The world is aware of the power of information. In the recent past, the cold war spy networks transformed from singular points of information to a global grab for intelligence. Even now, the United States government purchases information from corporations and so do many foreign governments. Today governments throughout the world actively spy on American citizens. Often the use of the information is more sinister than perceived. The adage “information is power” has found new avenues since the founding of the internet. In the global marketplace, possessing vast amounts of information on our citizens yields an advantage to our international rivals, including our enemies. Personal profiles that include every minute detail of existence have no real purpose outside of exploitation and profit. The “credit score” serves as an example of societal manipulation at a global scale. While parts of the information collected by the credit system are regulated, much of it is not and is given over by corporations for sale on a remarkably open market. Our personal technology, the various and growing number of electronic devices that we carry around only help to gather our personal information. Many American and foreign companies produce applications for the cell phone market that track the information that we provide. Beyond, traditional phones own carrier, a new generation of commercially mainstream and as well as black market applications have vastly more capacity to collect our personal information. Cell phone data has more information than just call and text patterns, unpublished numbers present as well. While your perception of your life may not be peculiarly interesting to you, others might disagree.

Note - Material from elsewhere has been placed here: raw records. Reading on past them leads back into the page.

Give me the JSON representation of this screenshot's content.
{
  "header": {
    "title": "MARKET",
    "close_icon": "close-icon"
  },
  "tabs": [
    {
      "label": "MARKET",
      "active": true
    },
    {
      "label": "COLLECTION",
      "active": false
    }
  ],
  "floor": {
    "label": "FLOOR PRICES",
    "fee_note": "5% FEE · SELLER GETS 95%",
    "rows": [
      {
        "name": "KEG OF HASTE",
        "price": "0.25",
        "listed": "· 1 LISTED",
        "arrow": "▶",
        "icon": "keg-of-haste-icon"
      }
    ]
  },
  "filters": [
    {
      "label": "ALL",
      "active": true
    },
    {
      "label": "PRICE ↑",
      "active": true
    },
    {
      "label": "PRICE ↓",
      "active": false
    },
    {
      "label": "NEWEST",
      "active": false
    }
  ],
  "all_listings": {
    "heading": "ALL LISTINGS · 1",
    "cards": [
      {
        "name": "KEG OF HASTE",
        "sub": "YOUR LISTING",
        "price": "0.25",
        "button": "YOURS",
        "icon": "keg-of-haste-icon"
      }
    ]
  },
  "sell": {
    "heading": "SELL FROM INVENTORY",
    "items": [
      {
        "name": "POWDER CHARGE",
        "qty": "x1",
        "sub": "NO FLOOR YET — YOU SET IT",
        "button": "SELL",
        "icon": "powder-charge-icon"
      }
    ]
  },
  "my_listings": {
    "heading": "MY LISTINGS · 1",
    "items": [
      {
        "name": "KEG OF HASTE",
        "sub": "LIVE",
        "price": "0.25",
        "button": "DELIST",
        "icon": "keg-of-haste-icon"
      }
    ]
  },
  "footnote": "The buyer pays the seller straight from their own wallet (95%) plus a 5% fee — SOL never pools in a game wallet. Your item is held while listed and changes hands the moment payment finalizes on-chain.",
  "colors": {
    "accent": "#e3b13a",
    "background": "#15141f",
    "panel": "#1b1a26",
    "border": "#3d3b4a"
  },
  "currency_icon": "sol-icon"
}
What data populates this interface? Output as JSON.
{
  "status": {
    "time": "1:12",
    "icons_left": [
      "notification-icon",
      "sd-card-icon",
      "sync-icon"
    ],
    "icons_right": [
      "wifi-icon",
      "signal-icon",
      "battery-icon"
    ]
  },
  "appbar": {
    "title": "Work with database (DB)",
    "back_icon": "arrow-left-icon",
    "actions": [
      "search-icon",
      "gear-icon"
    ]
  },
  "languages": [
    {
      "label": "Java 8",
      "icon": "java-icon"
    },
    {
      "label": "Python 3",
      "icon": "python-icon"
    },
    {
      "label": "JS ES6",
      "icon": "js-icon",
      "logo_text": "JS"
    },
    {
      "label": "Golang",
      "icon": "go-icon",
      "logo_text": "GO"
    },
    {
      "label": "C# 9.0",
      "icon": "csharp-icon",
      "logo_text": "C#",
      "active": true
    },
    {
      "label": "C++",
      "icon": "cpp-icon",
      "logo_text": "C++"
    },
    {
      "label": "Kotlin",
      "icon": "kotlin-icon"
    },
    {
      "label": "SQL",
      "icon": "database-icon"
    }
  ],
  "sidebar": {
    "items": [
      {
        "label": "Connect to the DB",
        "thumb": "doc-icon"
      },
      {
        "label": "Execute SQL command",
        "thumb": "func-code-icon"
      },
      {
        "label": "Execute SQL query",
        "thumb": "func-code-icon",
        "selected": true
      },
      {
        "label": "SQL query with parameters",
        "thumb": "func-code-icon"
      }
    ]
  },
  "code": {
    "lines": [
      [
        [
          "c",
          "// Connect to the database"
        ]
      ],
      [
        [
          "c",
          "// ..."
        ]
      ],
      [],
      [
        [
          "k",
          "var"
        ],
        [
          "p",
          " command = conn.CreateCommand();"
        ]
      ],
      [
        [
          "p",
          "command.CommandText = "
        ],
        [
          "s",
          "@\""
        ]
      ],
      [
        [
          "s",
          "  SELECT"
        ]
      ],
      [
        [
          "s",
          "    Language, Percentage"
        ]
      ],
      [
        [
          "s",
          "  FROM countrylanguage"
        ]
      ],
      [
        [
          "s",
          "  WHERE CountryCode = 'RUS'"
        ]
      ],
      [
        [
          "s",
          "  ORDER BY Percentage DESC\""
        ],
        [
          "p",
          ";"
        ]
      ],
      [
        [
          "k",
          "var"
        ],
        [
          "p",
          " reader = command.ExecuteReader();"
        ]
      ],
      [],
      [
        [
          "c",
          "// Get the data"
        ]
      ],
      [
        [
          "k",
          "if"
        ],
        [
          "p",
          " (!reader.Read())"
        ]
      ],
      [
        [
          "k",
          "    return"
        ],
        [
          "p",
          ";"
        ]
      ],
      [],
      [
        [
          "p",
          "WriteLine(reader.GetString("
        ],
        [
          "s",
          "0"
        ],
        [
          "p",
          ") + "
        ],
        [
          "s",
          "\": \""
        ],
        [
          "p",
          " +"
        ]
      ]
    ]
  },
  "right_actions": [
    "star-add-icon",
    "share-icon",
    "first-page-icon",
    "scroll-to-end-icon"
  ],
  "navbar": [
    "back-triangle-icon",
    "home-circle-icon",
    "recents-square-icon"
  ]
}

Moreover, the information gathered may not be about you. You may share information about someone you believe is interesting or perhaps an important colleague or client at work. You might know an emergency responder or military personnel and update others about their activities or just their location. If you’re an engineer or scientist, the online market is interested in the smallest hint regarding trade secrets. There is no limit to who and what knowledge the modern information marketers will exploit. Beyond identity theft, information marketers can use segments of personal information to piece together profiles to use in threatening and intimidating individuals, companies, even governmental agencies. The spy trade has joined information marketers, accumulated knowledge is fast becoming a political tool.
While downloading privacy applications to your devices may seem appealing, it is wiser to remove access by uninstalling applications that communicate with outside countries. There are a few free applications for security that work on cell phone platforms. Some of these applications are placed into the marketplace by the same industries that track and sell our movements.
Those that claim not to care about privacy are the most selfish of our society. Securing our nation is not just the governments responsibility. After all its doing nothing right now to protect your information.
Android users can download lost firewall from the google play store to disclose where apps communicate.
Iphone users can download Firewall IP from the apple store.
Any application that is not U.S. based may just be another collector for a foreign counties spy network.